"Amusing Ourselves to Death": From 1985 to 2021

Cultural Conversation in the Age of Visual Media

Published February 12th, 2021

All content we consume is optimized for our attention. Too boring, and we won't take the time. According to Neil Postman, this is "Amusing Ourselves to Death". Entertainment has become closely interwoven with popular culture, politics, business, and the general zeitgeist. "Amusing Ourselves to Death" was published in 1985, but it showed that the problems we see with the Internet today may have come well before it. I've highlighted a few of my favorite quotes and ideas from the book, and reflected on their application in today's day and age, nearly 40 years later.

1. "Therein is our problem, for television is at its most trivial and, therefore, most dangerous when its aspirations are high, when it presents itself as a carrier of important cultural conversations." (p. 16)

Television is far past being the center point of cultural conversation. Television is the culture. Today's forms of television are TikTok, Youtube, Twitch, Instagram, and Twitter. What happens on these platforms is what's happening in the real world, and moments here define culture (through memes, pop culture, political discourse, or trends).

2. "It has been demonstrated many times that a culture can survive misinformation and false opinion. It has not yet been demonstrated whether a culture can survive if it takes the measure of the world in twenty-two minutes. Or if the value of its news is determined by the number of laughs it provides." (p. 113)

This idea surprised me. Misinformation today is presented as solely an Internet problem, but it has been around ever since inter-human communication began. The Internet merely exacerbated its speed of spread. Our culture may survive misinformation, but we may not survive the lack of objectivity present in our media.

Everything we consume is tinted by the source. News media is the closest we get to the truth, and it still presents a pessimistic outlook on the state of the world. The objective truth is nearly impossible to find. We can barely get a long-form article on major events, let alone a balanced reflection on the event's outcomes and implications.

3. "But television is a speed-of-light medium, a present-centered medium. Its grammar, so to say, permits no access to the past. Everything presented in moving pictures is experienced as happening 'now'." (p. 136)

This is even more prevalent with timeline-centric social media. Sari Azout puts it brilliantly in Check your Pulse #55: "Our feed-based information architecture is obsessed with the present". Although one can argue that television itself has now shifted to allow for rewatching and nostalgia, the most popular platforms have raced towards fleeting obsolescence. Virality lasts a few days until it is onto the next arbitrary event/song/video that reaches new peaks in popularity.

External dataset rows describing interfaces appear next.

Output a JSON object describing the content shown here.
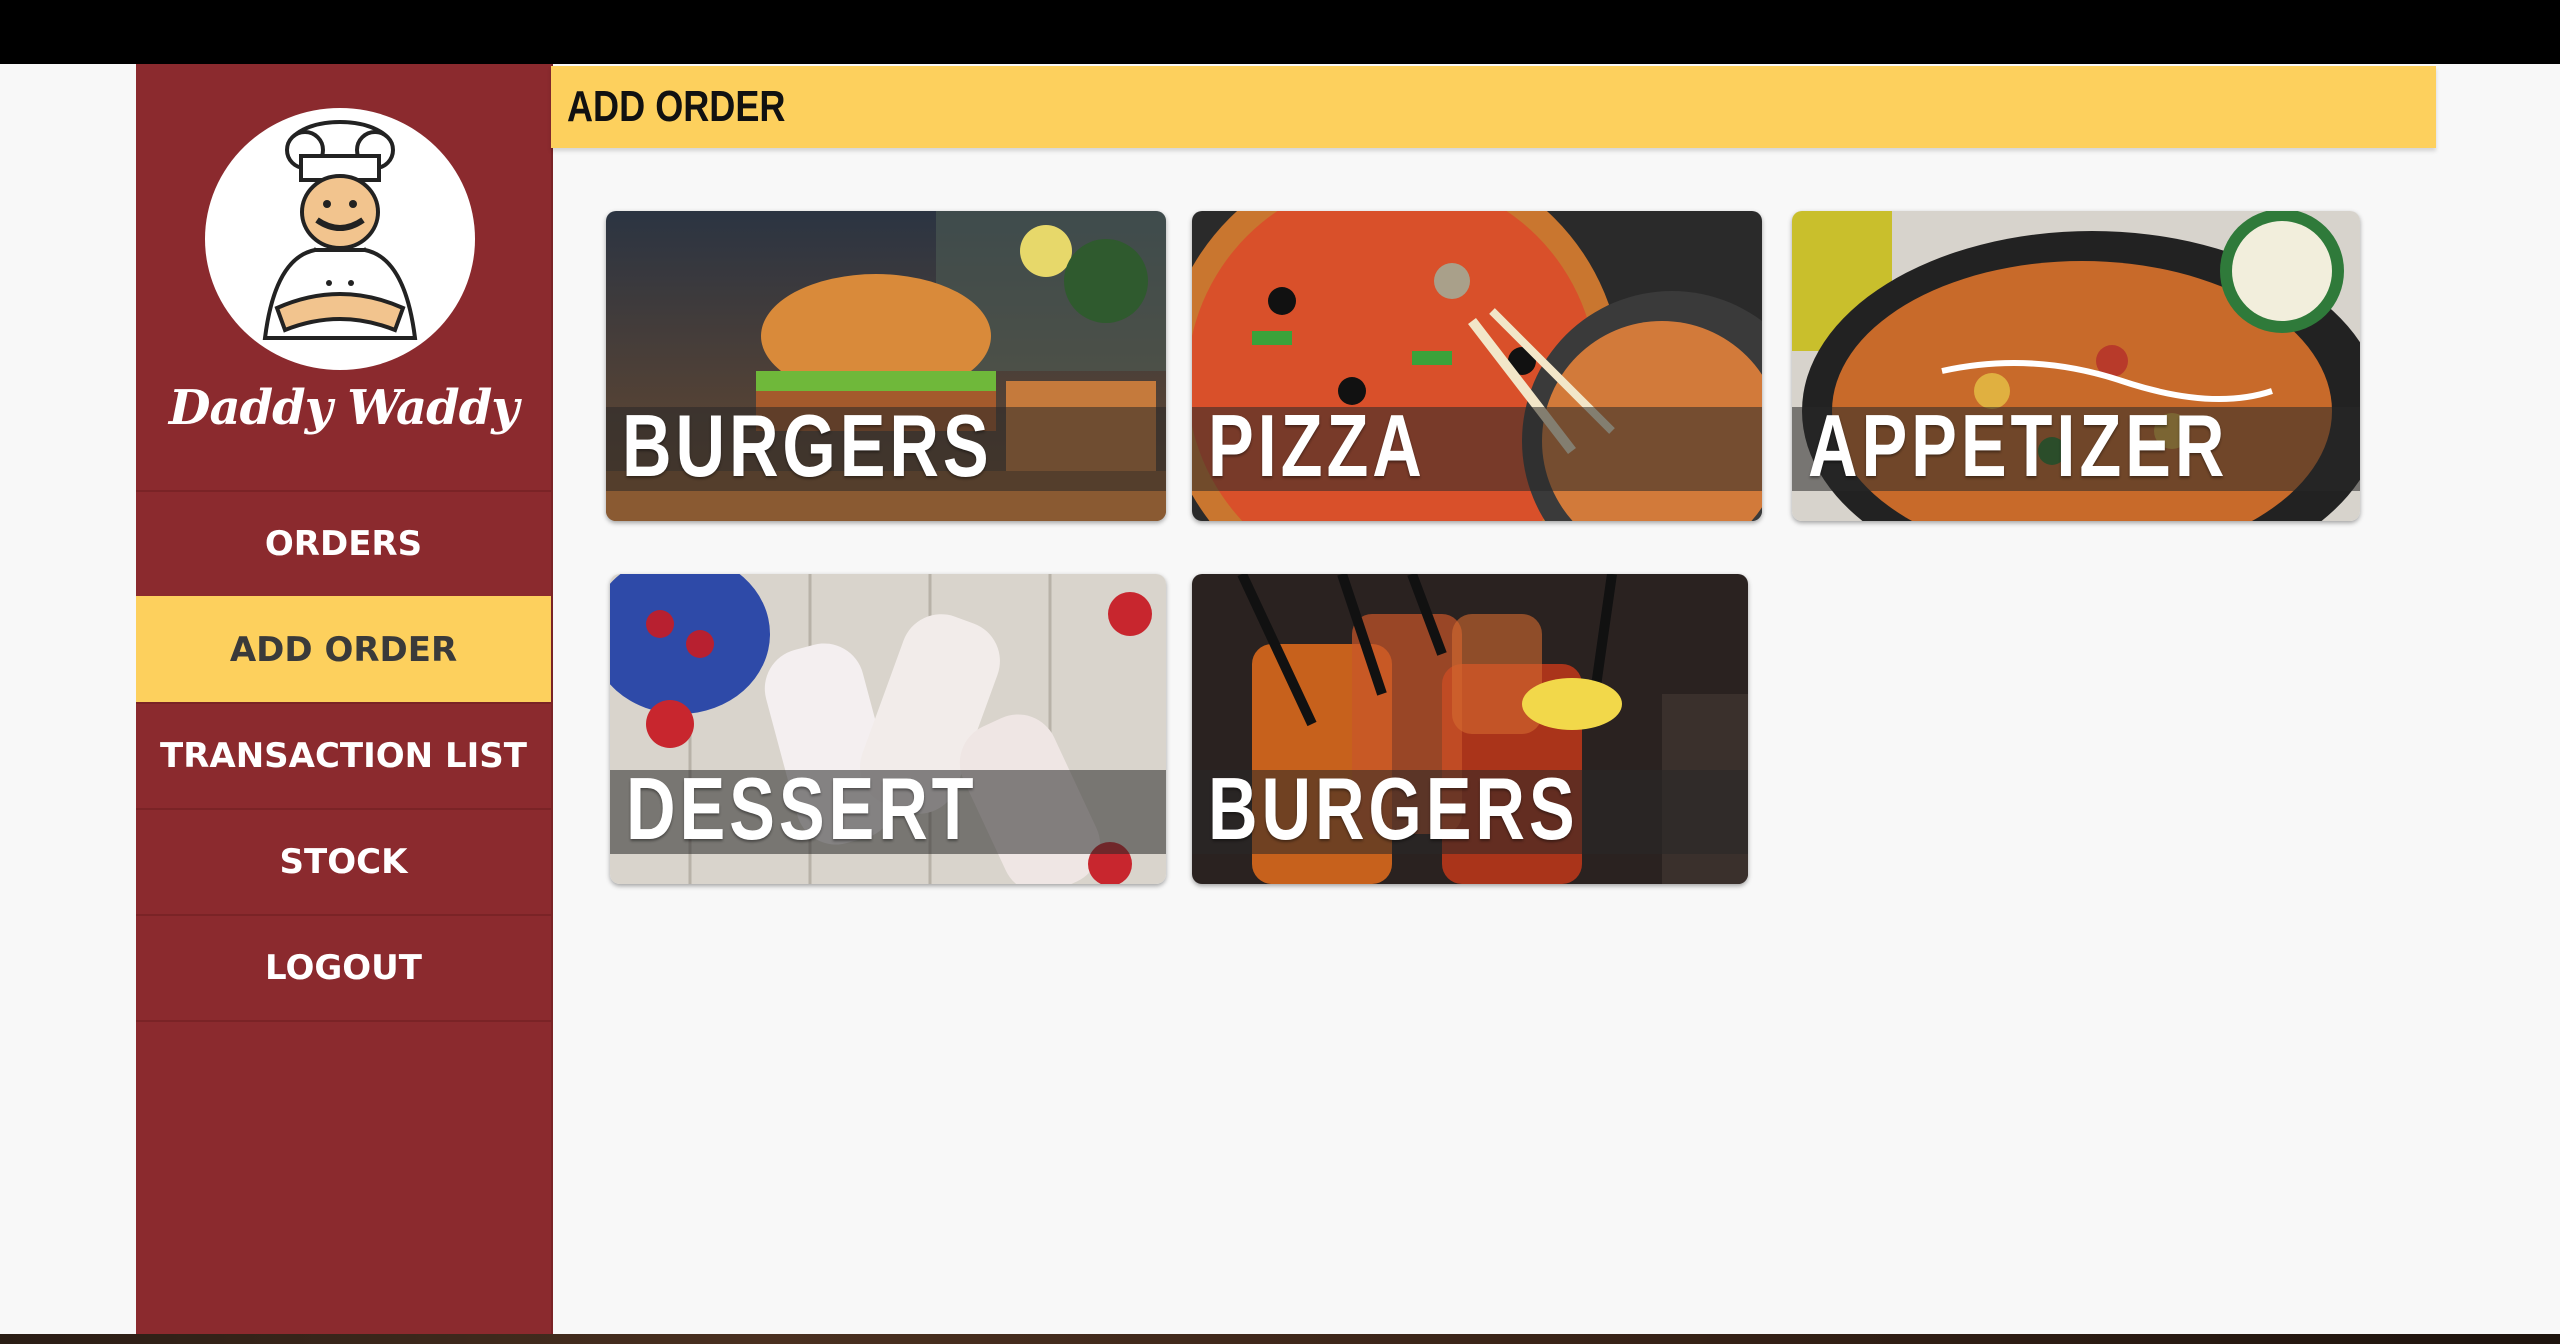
{
  "brand": {
    "name": "Daddy Waddy"
  },
  "nav": {
    "items": [
      {
        "label": "ORDERS",
        "active": false
      },
      {
        "label": "ADD ORDER",
        "active": true
      },
      {
        "label": "TRANSACTION LIST",
        "active": false
      },
      {
        "label": "STOCK",
        "active": false
      },
      {
        "label": "LOGOUT",
        "active": false
      }
    ]
  },
  "header": {
    "title": "ADD ORDER"
  },
  "categories": [
    {
      "label": "BURGERS",
      "image": "burger-photo"
    },
    {
      "label": "PIZZA",
      "image": "pizza-photo"
    },
    {
      "label": "APPETIZER",
      "image": "appetizer-photo"
    },
    {
      "label": "DESSERT",
      "image": "dessert-photo"
    },
    {
      "label": "BURGERS",
      "image": "drinks-photo"
    }
  ],
  "colors": {
    "sidebar": "#8b2a2e",
    "accent": "#fdd05d",
    "page_bg": "#f8f8f8"
  }
}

4. "Television is the new state religion run by a private Ministry of Culture (the three networks), offering a universal curriculum for all people, financed by a form of hidden taxation without representation." (p. 140)

I loved this idea. Television, or now modern media outlets & algorithm curators, are the state religion. They control what people see and know. Manufactured consent by these identities is a real risk, if it isn't already the case.

While television was once controlled by three networks, there are now many other players in the game. Companies like Netflix, Disney, and Amazon produce popular culture touchstones, while apps like Instagram, Tiktok, and Youtube allow for individuals to get their share of the pie. One one hand it can be argued that our media is more democratized; on the other hand, a few large companies still control exactly what we see and can share.

The hidden taxation is our time and attention. We don't realize we are giving it away until it's already gone. Whether it is a tax we truly wanted to pay or not is for the individual to decide.

6. "Big Brother does not watch us, by his choice. We watch him, by ours. There is no need for wardens or gates or Ministries of Truth. When a population becomes distracted by trivia, when cultural life is redefined as a perpetual round of entertainments,...then a nation finds itself at risk; culture-death is a clear possibility" (p. 155)

Big media and big tech do not make us watch them; we choose to consume what they put out (although, it can be very difficult to opt out). Our public discourse takes place on platforms like Twitter, where every piece of 280 characters is trivia. There are no longer lines between entertainment, politics, social issues, or the truth. It is not obvious what "culture-death" may entail, but American society may be hurdling towards something near it.

Any of the problems described of television are 10x'd in todays form of media. Although the book presents a rather pessimistic view of television, it is important to recognize these shortcomings in order to shape our media platforms for longevity. Many people are working on how to adapt our media platforms against these forces. I am optimistic that we will veer away from "culture-death" and towards using media to amplify our culture and knowledge. I end this article with one last thought:

"What afflicted the people in Brave New World was not that they were laughing instead of thinking, but that they did not know what they were laughing about and why they had stopped thinking." -Postman